And while it’s important for The Body Shop to draw attention to itself at the holidays – 40% of its annual sales are made over the eight-week period – it’s also careful not to go overboard with visual stimulation. Relatively small floor spaces mean that the company could easily make the mistake of overwhelming the customer – a tendency that can be resented during the hectic holiday season. Instead, it sticks to thought-provoking posters in its windows and in key display areas throughout the stores. This year, that attention to the small details even extended to redesigned aprons for sales associates that have front velcro panels that can be changed to reflect a season or promotion.

Another benefit to themed in-store marketing efforts that reflect a retailer’s personality is that they reinforce a customer’s decision that they’ve chosen the right place to shop for whatever season is being promoted, according to Jeffrey Gottheil, president and CD of Toronto-based J. Gottheil Marketing Communications. Be it Christmas or back-to-school, a retailer’s ultimate goal is to try to find something unique to offer for a specific holiday.

Nike, for example, focuses on its mandate – celebrating sport – for in-store activities that are tied in more to the sporting events calendar than the traditional holiday calendar. ‘What we really try to do is capitalize on sporting initiatives and find ways to bring those to life in-store,’ says Michelle Noble, manager of public affairs for Nike Canada. Although Nike will promote back-to-school, for example, it’s more likely to focus on basketball at that time of year since that’s when the season starts.
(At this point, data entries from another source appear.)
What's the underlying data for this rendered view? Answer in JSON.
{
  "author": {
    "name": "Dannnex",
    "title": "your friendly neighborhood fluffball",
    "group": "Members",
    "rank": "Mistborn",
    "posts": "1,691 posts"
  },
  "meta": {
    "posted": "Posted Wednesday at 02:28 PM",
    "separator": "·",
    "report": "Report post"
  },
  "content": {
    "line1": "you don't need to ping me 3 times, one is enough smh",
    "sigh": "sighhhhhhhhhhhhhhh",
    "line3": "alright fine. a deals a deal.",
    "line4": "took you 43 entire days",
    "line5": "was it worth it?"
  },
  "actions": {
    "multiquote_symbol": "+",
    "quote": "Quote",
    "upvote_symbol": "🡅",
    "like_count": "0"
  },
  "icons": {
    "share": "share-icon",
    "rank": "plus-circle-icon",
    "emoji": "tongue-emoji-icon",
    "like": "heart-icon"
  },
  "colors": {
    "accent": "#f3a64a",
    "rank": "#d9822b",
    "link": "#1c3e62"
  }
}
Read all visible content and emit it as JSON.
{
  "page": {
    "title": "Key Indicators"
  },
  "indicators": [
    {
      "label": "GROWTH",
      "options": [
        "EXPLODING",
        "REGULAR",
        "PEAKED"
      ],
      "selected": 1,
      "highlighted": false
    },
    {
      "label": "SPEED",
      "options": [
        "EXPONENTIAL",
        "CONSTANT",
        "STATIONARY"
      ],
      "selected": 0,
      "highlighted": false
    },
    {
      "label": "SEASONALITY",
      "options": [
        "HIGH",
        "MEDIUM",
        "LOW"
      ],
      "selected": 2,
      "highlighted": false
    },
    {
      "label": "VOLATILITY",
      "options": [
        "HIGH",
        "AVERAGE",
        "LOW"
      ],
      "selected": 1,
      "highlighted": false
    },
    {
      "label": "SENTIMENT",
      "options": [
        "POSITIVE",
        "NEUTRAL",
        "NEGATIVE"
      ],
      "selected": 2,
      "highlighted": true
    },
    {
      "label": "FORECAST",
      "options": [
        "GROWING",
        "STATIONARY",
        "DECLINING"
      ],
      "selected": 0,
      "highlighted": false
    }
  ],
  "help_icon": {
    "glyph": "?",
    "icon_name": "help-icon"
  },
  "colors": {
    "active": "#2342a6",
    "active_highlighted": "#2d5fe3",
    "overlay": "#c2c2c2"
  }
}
Because Nike has a much greater retail presence in the U.S. – right now Canada has only one Niketown store in Toronto, along with Nike Shop offshoots at several Athlete’s World stores – much of the in-store activity here is sourced from south of the border. Last winter, for example, the parent company ran an extensive ‘Enjoy the Weather’ promotion tied into its winterized product line. As well as TV and magazine, the campaign had a powerful in-store component. Nike Canada adopted some of the features, most uniquely the indoor-outdoor mats that sported the tagline. ‘The whole idea being that you wiped your feet when you came in after ‘enjoying’ the weather,’ says Noble.

In an ideal world, retailers would be able to measure the effectiveness of such in-store seasonal activity against TV, radio and newspaper. And if New York’s Point-Of-Purchase Advertising International (POPAI) is successful, eventually they will. Right now, the organization is still trying to work out the kinks of measuring any form of in-store advertising, but POPAI does have plenty of research that attests to the general power of in-store activity.

‘If you believe in amplifying your advertising messages at the point at which 70% of all buying decisions are made, themes and promotions and special occasions are critical points in time,’ says communications director Joseph Caspar. POPAI research indicates that combining different forms of point-of-purchase increases growth awareness anywhere from 14% to 27%. ‘So it does impact sales and reinforce messages,’ he says.

In fact, Caspar argues that the promotional impact of in-store holiday decorations and promotions might even be stronger than that of traditional media. ‘Not everyone looks at newspaper ads, but most of us go into stores,’ he says. ‘It’s your final influential argument.’